The US, EU and many other developed and developing countries, including those in Africa have dedicated food safety officials across their importing points. In fact the US food safety officials carry out checks of food safety on their own as well as through third party certification even at the manufacturing units of the exporting countries. A hard application of sanitary and phyto-sanitary standards and conditions by developed countries has many times lead to disputes with exporters, including with India.
The appointment of unqualified custom officials for food safety comes as part of a larger package of the reform through the single window process. In January regulations for safety of imported foods were revised without mandatory public consultations.

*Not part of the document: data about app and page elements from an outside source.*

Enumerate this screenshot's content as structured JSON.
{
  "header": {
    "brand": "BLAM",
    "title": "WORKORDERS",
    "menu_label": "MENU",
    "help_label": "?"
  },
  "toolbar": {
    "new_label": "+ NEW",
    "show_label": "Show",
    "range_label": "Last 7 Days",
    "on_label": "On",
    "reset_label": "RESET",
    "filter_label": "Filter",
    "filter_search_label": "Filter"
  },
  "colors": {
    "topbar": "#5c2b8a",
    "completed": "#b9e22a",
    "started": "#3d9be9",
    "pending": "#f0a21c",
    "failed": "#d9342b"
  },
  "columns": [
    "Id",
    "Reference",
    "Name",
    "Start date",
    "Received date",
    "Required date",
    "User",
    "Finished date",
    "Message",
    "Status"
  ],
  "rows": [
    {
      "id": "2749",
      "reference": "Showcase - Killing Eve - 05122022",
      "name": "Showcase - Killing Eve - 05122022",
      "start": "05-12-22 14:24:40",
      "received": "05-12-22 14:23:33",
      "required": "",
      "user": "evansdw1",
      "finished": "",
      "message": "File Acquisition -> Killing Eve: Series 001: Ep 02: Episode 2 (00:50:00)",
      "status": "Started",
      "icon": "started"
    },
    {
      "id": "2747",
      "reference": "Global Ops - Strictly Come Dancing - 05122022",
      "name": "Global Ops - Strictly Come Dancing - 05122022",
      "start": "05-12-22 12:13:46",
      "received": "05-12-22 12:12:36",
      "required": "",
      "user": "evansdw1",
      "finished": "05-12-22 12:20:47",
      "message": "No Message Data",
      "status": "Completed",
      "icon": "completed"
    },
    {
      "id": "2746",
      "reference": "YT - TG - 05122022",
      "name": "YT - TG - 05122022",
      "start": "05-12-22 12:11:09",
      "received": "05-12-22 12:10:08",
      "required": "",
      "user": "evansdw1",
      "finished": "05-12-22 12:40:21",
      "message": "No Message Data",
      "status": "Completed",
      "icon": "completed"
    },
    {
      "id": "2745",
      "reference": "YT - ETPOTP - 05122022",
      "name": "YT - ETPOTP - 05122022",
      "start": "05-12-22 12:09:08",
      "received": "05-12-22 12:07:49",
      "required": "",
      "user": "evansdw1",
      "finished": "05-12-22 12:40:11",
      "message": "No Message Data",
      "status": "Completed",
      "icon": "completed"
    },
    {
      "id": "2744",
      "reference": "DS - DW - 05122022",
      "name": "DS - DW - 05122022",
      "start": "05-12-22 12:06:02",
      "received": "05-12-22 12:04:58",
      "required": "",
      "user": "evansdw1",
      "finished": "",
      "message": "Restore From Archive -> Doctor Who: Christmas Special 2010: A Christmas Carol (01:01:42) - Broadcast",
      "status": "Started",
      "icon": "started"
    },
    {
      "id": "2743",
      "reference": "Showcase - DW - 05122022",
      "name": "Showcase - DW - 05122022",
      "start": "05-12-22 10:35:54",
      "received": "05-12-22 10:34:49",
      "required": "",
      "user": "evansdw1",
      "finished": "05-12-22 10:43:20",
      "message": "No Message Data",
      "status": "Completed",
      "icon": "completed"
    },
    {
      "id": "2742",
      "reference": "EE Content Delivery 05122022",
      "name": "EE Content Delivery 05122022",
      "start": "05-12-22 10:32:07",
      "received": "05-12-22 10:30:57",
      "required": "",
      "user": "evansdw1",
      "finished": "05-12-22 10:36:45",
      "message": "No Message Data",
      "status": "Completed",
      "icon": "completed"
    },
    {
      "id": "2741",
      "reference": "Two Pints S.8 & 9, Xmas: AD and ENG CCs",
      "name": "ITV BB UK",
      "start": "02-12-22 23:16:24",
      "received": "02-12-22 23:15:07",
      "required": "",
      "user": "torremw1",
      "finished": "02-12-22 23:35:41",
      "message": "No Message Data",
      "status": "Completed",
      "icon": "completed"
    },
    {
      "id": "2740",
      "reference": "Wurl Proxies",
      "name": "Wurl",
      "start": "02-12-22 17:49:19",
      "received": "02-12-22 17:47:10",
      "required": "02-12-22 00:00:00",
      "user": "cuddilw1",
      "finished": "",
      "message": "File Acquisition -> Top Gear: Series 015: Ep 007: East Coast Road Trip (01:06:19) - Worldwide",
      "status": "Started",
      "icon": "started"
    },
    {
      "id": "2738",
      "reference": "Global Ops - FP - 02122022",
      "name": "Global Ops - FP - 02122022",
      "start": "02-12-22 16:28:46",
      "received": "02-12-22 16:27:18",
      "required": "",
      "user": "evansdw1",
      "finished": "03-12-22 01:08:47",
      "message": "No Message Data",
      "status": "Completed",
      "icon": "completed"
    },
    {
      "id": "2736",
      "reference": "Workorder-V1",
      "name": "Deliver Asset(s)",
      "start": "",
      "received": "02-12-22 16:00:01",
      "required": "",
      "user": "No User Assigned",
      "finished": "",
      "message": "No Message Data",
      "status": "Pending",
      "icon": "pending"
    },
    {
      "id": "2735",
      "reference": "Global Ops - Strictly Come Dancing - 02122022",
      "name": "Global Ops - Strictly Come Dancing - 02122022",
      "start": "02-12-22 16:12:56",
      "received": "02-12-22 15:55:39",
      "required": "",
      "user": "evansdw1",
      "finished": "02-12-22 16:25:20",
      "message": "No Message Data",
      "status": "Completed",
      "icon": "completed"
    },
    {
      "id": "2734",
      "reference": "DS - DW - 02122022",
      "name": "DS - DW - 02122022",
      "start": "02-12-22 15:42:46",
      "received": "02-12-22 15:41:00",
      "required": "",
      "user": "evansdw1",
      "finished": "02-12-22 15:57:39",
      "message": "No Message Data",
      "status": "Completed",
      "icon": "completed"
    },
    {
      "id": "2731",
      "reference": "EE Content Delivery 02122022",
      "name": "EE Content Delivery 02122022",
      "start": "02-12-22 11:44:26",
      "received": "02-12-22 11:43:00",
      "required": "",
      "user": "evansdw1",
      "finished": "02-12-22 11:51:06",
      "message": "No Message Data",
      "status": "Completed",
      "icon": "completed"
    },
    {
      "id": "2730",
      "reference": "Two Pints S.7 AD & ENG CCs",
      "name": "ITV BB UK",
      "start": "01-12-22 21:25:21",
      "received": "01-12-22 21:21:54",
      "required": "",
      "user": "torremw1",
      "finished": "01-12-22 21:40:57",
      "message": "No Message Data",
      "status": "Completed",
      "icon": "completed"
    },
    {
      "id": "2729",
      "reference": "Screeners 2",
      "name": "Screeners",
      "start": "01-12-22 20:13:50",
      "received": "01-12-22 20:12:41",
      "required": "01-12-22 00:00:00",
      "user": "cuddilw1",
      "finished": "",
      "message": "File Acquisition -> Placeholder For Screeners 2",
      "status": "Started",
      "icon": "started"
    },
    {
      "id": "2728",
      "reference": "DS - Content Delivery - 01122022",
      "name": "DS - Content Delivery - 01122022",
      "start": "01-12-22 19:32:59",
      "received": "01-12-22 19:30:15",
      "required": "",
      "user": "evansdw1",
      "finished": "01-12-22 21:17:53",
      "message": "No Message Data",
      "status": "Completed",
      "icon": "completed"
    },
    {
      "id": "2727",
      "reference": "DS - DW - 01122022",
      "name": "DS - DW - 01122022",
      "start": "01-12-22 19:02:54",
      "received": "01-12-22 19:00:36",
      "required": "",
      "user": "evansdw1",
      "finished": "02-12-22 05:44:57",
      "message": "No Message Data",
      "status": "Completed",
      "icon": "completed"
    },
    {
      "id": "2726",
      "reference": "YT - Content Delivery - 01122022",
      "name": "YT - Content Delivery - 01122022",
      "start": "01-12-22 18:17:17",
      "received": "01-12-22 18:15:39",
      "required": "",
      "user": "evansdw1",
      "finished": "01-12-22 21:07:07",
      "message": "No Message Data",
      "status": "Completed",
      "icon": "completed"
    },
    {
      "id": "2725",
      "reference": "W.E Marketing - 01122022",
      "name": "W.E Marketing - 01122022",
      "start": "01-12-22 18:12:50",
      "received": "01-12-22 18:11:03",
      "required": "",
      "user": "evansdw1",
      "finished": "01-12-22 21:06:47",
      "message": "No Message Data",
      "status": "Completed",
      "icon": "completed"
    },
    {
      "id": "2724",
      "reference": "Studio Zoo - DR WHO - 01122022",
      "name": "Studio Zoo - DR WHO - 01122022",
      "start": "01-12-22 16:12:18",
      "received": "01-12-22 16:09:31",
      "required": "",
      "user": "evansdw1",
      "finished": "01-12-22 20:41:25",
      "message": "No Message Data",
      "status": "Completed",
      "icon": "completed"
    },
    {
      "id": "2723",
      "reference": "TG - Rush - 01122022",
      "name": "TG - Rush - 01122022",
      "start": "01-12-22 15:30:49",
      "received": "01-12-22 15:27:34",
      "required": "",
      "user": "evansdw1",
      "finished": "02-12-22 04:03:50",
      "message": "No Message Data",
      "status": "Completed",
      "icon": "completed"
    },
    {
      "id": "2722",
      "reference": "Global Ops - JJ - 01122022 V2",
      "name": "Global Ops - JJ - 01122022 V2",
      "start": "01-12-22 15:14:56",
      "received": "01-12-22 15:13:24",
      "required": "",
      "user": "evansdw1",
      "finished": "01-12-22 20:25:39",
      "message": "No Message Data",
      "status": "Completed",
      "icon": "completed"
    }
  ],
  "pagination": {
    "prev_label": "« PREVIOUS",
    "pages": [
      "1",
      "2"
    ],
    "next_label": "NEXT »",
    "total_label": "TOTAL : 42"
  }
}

FSSAI is empowered to use emergency provisions to bypass consultations when there is an ‘urgency concerning food safety and public health’. But, the agency used the emergency provisions of the law for ease of food import business.
These new regulations also introduced eased norms for testing of imported food products through a ‘Risk based Import clearance System’. While the rules have been applied to ease testing, the system is still a work in progress, FSSAI noted in its April 2016 newsletter.

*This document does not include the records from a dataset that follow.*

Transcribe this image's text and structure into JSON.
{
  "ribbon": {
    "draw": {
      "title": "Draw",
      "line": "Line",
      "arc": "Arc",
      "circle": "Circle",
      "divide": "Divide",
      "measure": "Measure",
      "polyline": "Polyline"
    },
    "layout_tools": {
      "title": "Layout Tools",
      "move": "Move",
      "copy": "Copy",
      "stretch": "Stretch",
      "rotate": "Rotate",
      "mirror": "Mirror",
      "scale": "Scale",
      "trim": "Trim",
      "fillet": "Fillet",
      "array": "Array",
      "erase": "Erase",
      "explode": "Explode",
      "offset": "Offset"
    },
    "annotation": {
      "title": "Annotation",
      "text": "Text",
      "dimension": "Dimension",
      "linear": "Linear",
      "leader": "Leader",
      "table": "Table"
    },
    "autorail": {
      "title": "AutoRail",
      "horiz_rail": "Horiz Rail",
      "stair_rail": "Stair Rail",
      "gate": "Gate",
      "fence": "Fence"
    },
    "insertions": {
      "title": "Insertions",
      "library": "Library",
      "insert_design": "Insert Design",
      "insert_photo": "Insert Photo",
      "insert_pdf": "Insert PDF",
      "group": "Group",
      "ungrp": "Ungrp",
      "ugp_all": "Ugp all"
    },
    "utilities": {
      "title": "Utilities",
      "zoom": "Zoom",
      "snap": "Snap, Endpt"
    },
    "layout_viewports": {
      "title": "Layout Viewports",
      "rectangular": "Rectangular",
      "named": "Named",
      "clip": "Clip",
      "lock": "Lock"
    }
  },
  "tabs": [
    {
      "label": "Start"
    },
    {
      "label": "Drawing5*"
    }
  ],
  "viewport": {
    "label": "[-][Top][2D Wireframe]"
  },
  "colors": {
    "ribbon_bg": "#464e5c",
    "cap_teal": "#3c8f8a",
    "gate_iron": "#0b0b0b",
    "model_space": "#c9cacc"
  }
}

In contrast, the FSSAI had recorded some reservations against this risk-based system in 2015. The FSSAI had told the finance ministry, “It is clear from the above provisions, in particular section 47(5) that the FSSAI does not have the enabling powers to put in place a Risk-based Import clearance system.” But it also suggested that regulations subordinate to the law could be put in place to overcome the limitations of the law. It told the finance ministry, “As a regulator the FSSAI is as much concerned about facilitating the ease of imports, for which, it is proposed to frame ‘Import regulations’ and make enabling provisions in the regulations in this behalf.”

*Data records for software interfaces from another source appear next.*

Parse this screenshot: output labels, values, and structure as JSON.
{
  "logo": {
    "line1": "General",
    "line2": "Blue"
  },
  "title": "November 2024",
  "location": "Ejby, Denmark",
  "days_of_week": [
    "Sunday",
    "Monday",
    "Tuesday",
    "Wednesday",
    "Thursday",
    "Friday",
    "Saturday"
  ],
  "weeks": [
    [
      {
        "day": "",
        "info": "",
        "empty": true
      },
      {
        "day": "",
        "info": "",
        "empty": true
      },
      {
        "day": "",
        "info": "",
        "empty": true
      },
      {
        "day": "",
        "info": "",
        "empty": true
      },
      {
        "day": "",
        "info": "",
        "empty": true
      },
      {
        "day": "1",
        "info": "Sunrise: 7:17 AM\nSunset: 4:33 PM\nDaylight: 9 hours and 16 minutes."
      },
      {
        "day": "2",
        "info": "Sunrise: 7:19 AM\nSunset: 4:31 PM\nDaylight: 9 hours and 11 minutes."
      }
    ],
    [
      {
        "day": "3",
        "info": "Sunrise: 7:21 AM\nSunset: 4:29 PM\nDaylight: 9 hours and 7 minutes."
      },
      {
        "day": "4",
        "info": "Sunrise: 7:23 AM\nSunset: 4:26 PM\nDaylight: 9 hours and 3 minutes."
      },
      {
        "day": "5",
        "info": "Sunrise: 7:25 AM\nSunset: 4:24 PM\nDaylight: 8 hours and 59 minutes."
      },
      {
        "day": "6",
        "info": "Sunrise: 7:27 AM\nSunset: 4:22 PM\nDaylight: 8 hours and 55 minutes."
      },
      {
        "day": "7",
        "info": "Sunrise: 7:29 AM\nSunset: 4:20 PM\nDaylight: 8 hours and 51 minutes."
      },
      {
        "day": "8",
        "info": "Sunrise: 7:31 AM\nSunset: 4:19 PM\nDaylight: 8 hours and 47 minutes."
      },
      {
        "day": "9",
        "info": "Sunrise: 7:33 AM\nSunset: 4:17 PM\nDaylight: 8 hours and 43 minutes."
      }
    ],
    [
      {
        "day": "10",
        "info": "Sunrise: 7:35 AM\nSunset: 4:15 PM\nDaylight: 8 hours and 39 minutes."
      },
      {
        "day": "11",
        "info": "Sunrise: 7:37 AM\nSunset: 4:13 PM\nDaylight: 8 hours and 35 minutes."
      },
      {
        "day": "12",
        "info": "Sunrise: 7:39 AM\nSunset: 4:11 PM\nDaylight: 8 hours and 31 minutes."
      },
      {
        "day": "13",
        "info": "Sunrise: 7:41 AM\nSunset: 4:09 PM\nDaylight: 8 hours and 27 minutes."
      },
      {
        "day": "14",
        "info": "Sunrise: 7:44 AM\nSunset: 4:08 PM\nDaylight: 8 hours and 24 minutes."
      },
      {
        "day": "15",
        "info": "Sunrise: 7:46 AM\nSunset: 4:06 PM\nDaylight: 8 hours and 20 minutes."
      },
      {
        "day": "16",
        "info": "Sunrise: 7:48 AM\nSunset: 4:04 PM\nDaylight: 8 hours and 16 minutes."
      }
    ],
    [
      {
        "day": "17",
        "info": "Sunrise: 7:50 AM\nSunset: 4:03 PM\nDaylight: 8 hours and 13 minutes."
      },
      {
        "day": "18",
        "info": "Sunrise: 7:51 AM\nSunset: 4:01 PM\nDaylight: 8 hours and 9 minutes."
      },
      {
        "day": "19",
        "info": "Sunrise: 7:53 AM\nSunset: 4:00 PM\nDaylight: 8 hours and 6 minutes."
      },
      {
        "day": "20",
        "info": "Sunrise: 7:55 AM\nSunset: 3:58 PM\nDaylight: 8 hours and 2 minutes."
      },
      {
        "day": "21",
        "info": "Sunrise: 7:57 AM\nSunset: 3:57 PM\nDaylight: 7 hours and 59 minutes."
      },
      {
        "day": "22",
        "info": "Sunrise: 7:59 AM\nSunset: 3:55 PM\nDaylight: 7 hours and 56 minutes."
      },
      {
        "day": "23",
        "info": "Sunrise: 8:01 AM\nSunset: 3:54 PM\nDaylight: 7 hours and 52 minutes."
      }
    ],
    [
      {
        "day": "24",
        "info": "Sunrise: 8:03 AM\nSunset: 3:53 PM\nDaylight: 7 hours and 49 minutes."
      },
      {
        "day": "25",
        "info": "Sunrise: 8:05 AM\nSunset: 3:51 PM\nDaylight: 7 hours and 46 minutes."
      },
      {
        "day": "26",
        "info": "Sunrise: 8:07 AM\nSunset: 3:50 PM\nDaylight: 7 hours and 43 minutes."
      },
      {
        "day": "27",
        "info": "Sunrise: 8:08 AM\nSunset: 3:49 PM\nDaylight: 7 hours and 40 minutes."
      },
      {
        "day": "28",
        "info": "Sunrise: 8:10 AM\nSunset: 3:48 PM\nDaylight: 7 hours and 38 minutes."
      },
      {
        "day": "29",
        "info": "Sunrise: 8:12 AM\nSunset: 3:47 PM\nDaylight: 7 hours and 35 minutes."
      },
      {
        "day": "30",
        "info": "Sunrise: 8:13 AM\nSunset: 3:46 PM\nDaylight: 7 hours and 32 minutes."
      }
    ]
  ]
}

FSSAI justified this move in its response. “We say that there is nothing provided in the act itself which denies us the right to introduce the risk based sampling. At that point we said that we shall have an enabling provision and that has been provided in the (new) import regulations.”
While FSSAI in one part of its response had said it did not have data on total volume of food products imported without its approval in previous years, in another part of the response it also claimed that almost 90% of the imports came in from two ports at Chennai and Mumbai that it has specialists deployed at.
This raises the questions of why government did not designate the rest of 10% imports to be also routed through these ports and instead deploy officials at 125 other custom locations. FSSAI claimed in its response that India had all kind of importers – big and small – and some of them preferred other locations.
Contradicting the FSSAI claim, the DG of Commercial Intelligence and Statistics data says that in February-March 2016 the total food item imports from across the country were worth Rs 20,198 crore while those coming through Chennai and Mumbai were only Rs 2,364 crore –
FSSAI’s April 2016 newsletter said FSSAI cleared food products worth only Rs 7,111.91 crores during the two month period.
FSSAI said it now has 21 of the key entry points for imported food covered by few officials. It also said that with the single window online clearance system in place it was anyway able to monitor all imports. But the task of taking samples from consignments and checking them physically for labelling, ingredients and safety through lab tests now lies with the custom officials doubling up as food safety officers at 125 custom points.